Initial Eigen values % of Cumulative Variance % 23. 065 23. 065 12. 909 35. 974 Extraction Sums of Squared Loadings % of Cumulative Total Variance % 5. 997 23. 065 23. 065 3. 356 12. 909 35. 974 Rotation Sums of Squared Loadings % of Total Cumulative % Variance 3. 064 11. 786 11. 786 2. 964 11. 398 23. 184 42. 224 1. 625 6. 250 42. 224 2. 602 10. 007 33. 191 47. 529 1. 379 5. 305 47. 529 2. 118 8. 147 41. 339 4. 802 52. 331 1. 249 4. 802 52. 331 1. 829 7. 034 48. 372 4. 467 56. 798 1. 161 4. 467 56. 798 1. 599 6. 151 54. 523 1. 098 4. 225 61. 023 1. 098 4. 225 61. 023 1. 434 5. 515 60. 038 1. 023 . 935 64. 958 1. 023 3. 935 64. 958 1. 279 4. 920 64. 958 Component Total 1 2 5. 997 3. 356 3 1. 625 6. 250 4 1. 379 5. 305 5 1. 249 6 1. 161 7 8 9 .936 3. 598 68. 557 10 .869 3. 344 71. 901 11 .788 3. 031 74. 931 12 .704 2. 707 77. 638 13 .671 2. 580 80. 218 14 .608 2. 338 82. 556 15 .594 2. 284 84. 839 16 .552 2. 123 86. 963 17 .542 2. 083 89. 046 18 .503 1. 933 90. 979 19 .389 1. 497 92. 476 20 .380 1. 462 93. 938 21 .343 1. 318 95. 256 22 .317 1. 220 96. 476 23 .297 1. 144 97. 620 24 .242 .931 98. 550 25 .196 .753 99. 304 26 .181 .696 100. 000 Extraction Method: Principal Component Analysis. 7 Table 11. Rotated Component Matrix (a) Component 1 2 Q1 Q2 3 4 5 6 7 8 .504 .431 Q3 .760 Q4 .417 Q5 .639 Q6 .502 .488 Q7 -. 407 .646 Q8 .505 Q9 Q10 .813 .739 Q11 .555 Q12 .419 .699 Q13 .647 Q14 .639 Q15 .823 Q16 .815 Q17 .772 Q18 .457 Q19 .514 .491 Q20 .658 Q21 .731 Q22 .643 Q23 .742 Q24 .676 Q25 Q26 .688 .635 Extraction Method: Principal Component Analysis. Rotation Method: Varimax with Kaiser Normalization. a Rotation converged in 24 iterations. We note that about 65% (. 64958) of the total variation in the 26 variables is attributable to the first eight components, Table 10.

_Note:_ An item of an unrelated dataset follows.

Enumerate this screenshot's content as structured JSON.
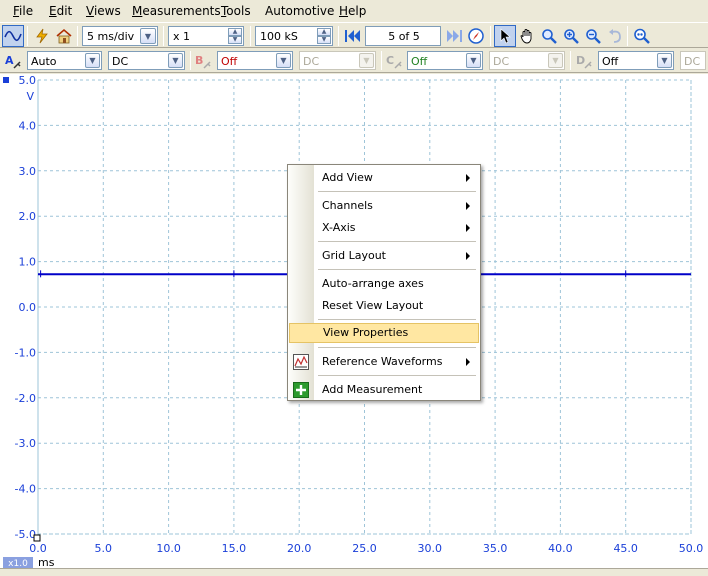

We also observe that Component 1 explains a variance of 3. 064, which is 11. 786% of total variance of 26; Component 2 explains a variance of 2. 964, which is 11. 398% of total variance and so on. The rotated component matrix contains the same information as the component matrix, except that it is calculated after rotation, Table 11. From this table we construct the following factor matrix, Table 12, where the key elements of importance in relation to the eight factors are shown. 18 Table 12. Factor Matrix Eigen Value Factor No. Factor Name Total